Your pet scratching, licking, and chewing all day not only makes your poor pet miserable, but also gets under your skin. Allergies are a common itch culprit that commonly start in springtime, but they aren’t the only cause. South Shores Pet Clinic shares the top reasons why your pet itches, and how our team diagnoses and treats their problem.

#1: Flea allergies in pets

Fleas are external parasites that live and reproduce on pets and in pets’ homes, bedding, and environment. While many pets with fleas are not particularly itchy, those with flea bite allergies can become intensely itchy from only one or two bites. Characteristic flea allergy dermatitis (FAD) leads to itching, hair loss, and scabby and scaly skin, usually on the back near the tail. 

Flea allergy treatment involves eliminating flea infestation and administering year-round topical or oral flea prevention medications, which are highly effective in preventing fleas from living and reproducing on your pet. However, one or two stray fleas may still bite before they are killed, so allergic pets may have occasional flare-ups that can be treated with the prevention medications.

#2: Environmental allergies in pets

Environmental allergies affect up to 30% of dogs, who develop itchy skin, skin inflammation, skin infections, ear infections, stained hair, dark or thickened skin, and hair loss. Common allergens include pollen, mold, and dander from other pets or humans, and grass, insects, and dust mites. Pets allergic to environmental triggers are prone to developing food or flea allergies.

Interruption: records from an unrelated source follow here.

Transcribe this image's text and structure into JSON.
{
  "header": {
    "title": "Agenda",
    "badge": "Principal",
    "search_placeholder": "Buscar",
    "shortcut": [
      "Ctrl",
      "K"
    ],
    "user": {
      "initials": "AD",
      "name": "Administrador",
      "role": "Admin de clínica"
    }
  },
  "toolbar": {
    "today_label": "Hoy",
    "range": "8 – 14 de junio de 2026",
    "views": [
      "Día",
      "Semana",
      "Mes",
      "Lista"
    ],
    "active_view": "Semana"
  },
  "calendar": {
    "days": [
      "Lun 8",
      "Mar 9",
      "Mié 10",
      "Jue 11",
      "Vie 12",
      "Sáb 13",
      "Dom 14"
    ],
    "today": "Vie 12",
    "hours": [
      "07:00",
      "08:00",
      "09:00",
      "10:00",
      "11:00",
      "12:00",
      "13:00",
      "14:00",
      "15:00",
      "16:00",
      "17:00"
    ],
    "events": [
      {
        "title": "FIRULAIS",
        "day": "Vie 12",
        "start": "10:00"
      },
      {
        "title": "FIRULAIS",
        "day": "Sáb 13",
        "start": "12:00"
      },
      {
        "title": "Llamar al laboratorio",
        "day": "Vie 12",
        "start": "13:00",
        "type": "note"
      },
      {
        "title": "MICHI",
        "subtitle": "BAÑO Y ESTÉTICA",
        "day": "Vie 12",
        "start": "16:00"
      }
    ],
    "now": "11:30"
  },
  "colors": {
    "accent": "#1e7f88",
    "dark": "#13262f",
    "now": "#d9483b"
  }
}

Allergies typically develop during a pet’s first few years of life and may worsen with age. Diagnosis can be made after excluding other skin problems, observing a seasonal pattern, or using a blood or skin allergy test. Multiple treatment trials and allergen avoidance strategies are often required to find the right combination that will keep the pet comfortable. Anti-itch and anti-inflammatory medications, immunosuppressants, medicated shampoos, and oral or topical antibiotics are some potential treatments.

#3: Food allergies in pets

Food and environmental allergies in pets look similar, but food allergies are far less common. The most common food allergens correspond to the most common pet food ingredients, such as chicken, beef, egg, fish, soy, or wheat. Food allergy signs are similar to environmental allergies, but may continue year-round without a seasonal pattern. Food-allergic pets may also develop chronic stomach or intestinal problems.

Diagnosing and treating pets with food allergies involves a specialized diet trial using hydrolyzed or novel proteins. Pets who improve on the diet likely have a food allergy, but may not wholly improve until all other allergies are addressed. If the diet trial works, the pet owner may choose to introduce individual ingredients into the diet until they find the culprit, but many choose to continue the special diet without knowing the exact problem.

#4: Skin parasites in pets

Skin and ear mites are common itch-causing parasites. Sarcoptic mange is caused by a skin mite that burrows into the skin, causing intense itching and hair loss—the mite infestation is called scabies in humans. Diagnosis requires a skin scraping test to collect skin cells and look for living or dead mites. Finding the mites can be difficult, but our team can treat your pet presumptively with a simple anti-parasite injection.

#5: Skin infections in pets

Skin infections are prevalent in pets, with young, senior, and immunocompromised pets at highest risk. The skin’s normal resident bacteria and yeast overgrow and cause infection with signs that include itching, rashy bumps, scaling, greasiness, and inflammation, and often a foul, gym-sock odor. Infections may develop independently or secondary to inflammation or self-harm from scratching other itchy skin problems—often allergies. 

A skin infection is diagnosed by examining a skin sample under the microscope and sending out bacterial or fungal skin cell cultures to grow the organism in the lab and determine the most effective medications. Oral medications and medicated shampoos are often used to control, prevent, and treat pet skin infections.

Many skin diseases and conditions in pets present with similar signs, but the South Shores Pet Clinic team has the skills and knowledge to diagnose your pet’s problem and bring them relief. Contact us to schedule a visit for your pet if you notice itching or other skin problems, including redness, bumps, scaling, flaking, black or reddish patches, or hair loss.